This is not to say that I disrespect the spirit of positivism. Experiment and experimental verification are fundamental parts of science. The problem arises, just as in the example above, when one forgets some key factors: (i) the complexity of the interplay between theory and experiment, (ii) the presence of (sometimes long) periods where one or the other of these has to surge forward without any support from the other, (iii) the role of intuition, guesswork and leaps of faith in temporarily furthering the cause of science.

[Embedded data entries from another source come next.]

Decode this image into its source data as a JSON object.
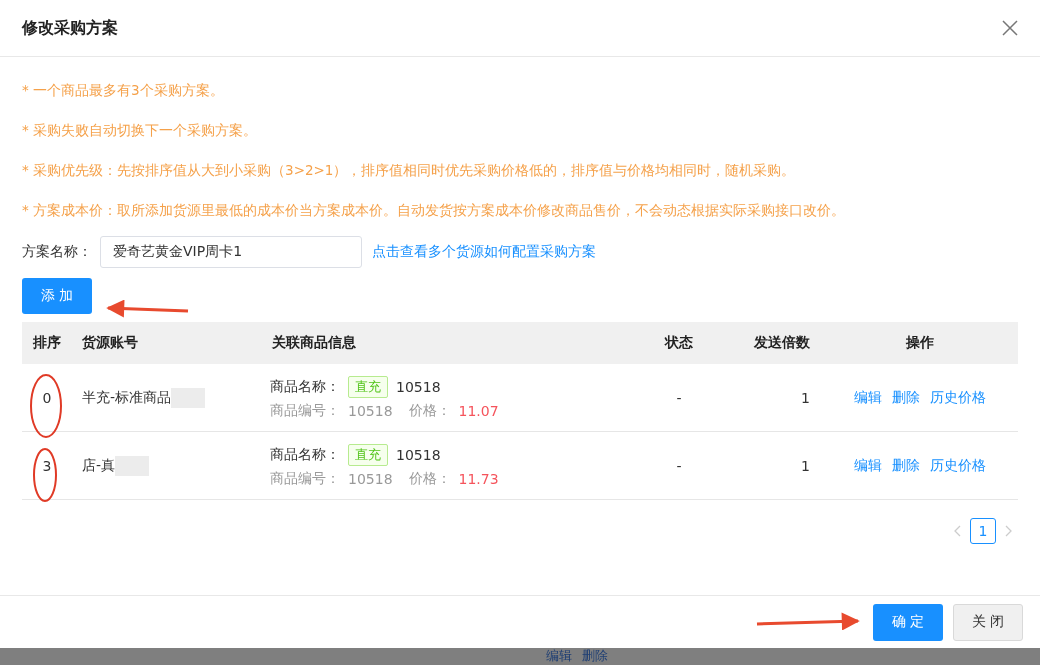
{
  "dialog": {
    "title": "修改采购方案"
  },
  "notices": [
    "* 一个商品最多有3个采购方案。",
    "* 采购失败自动切换下一个采购方案。",
    "* 采购优先级：先按排序值从大到小采购（3>2>1），排序值相同时优先采购价格低的，排序值与价格均相同时，随机采购。",
    "* 方案成本价：取所添加货源里最低的成本价当方案成本价。自动发货按方案成本价修改商品售价，不会动态根据实际采购接口改价。"
  ],
  "plan_name": {
    "label": "方案名称：",
    "value": "爱奇艺黄金VIP周卡1"
  },
  "help_link": "点击查看多个货源如何配置采购方案",
  "add_button": "添 加",
  "table": {
    "columns": [
      "排序",
      "货源账号",
      "关联商品信息",
      "状态",
      "发送倍数",
      "操作"
    ],
    "rows": [
      {
        "sort": "0",
        "account": "半充-标准商品",
        "name_label": "商品名称：",
        "tag": "直充",
        "name": "10518",
        "code_label": "商品编号：",
        "code": "10518",
        "price_label": "价格：",
        "price": "11.07",
        "status": "-",
        "multiple": "1",
        "actions": [
          "编辑",
          "删除",
          "历史价格"
        ]
      },
      {
        "sort": "3",
        "account": "店-真",
        "name_label": "商品名称：",
        "tag": "直充",
        "name": "10518",
        "code_label": "商品编号：",
        "code": "10518",
        "price_label": "价格：",
        "price": "11.73",
        "status": "-",
        "multiple": "1",
        "actions": [
          "编辑",
          "删除",
          "历史价格"
        ]
      }
    ]
  },
  "pagination": {
    "pages": [
      {
        "label": "1",
        "selected": true
      }
    ]
  },
  "footer": {
    "confirm": "确 定",
    "close": "关 闭"
  },
  "background": {
    "links": [
      "编辑",
      "删除"
    ]
  }
}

To explain point (i): there is no simple mechanical routine where someone does an experiment, then someone writes a theory to explain it and predicts a new experiment, then another experiment is done etc. The interplay is complicated and often incomprehensible to both theorists and experimentalists at the time they are working. This is why every great scientist confesses in her retirement speech that she didn't really understand what was going on while she was making great discoveries.

On point (ii), there are periods in science when theory is stuck for lack of ideas or computational tools, or experiment is stuck for lack of ideas or experimental equipment. At present there is little theoretical understanding of "dark matter" but experiment must continue until the theorists catch up. Conversely there is little experimental understanding of "quantum gravity", so theorists must do their work and wait until experimental understanding is achieved.

Finally about point (iii), the word "temporarily" is crucial. A fundamentalist who blindly follows positivist ideology might not be able to do what everyone in science routinely does: mull over a hypothesis at night and resolve to test it the next morning. Just 12 hours of speculation might, in his overly pedantic view, be considered non-positivist! Of course, no scientist would consider such speculation wrong or unscientific. But if it's OK to speculate overnight, is it OK to do so over a month, a year or a decade? And this is a very crucial point. The scientists who designed and built the Large Hadron Collider relied on theoretical speculations from 1964 about the existence of a Higgs boson (this is why the experiment was optimised to find this boson, and found it nearly half a century later). Do we consider fifty years of speculation about the Higgs to be unscientific? I think not.

I know the standard response to this line of argument: "The Higgs speculation was focused on creating an experimental test. If the Higgs were eventually found it would validate the speculation, while if it were not then the speculation would have been falsified. Thus the entire process followed Karl Popper's criterion of "falsifiability" and is therefore admissible as science."

I disagree on two counts. The Higgs hypothesis was not initially focused on an experimental test. Englert-Brout and Higgs did not suggest any experimentally verifiable picture of their idea in 1964. It took many years of theoretical research to arrive at the possibilities and predictions that were lined up by the time the LHC started to operate. So the fifty years until verification were not merely due to experimental limitations. There were theoretical issues that needed to be understood, in a speculative (i.e no Higgs particle was known to exist) but totally scientific context.

My second disagreement though is more significant. I simply don't agree with Popper's falsifiability criterion. It sounds nice the first time you hear it. However - like all the lapsed positivists described above - you may change your mind when you consider its implications.

Continued.... Click here for the next part.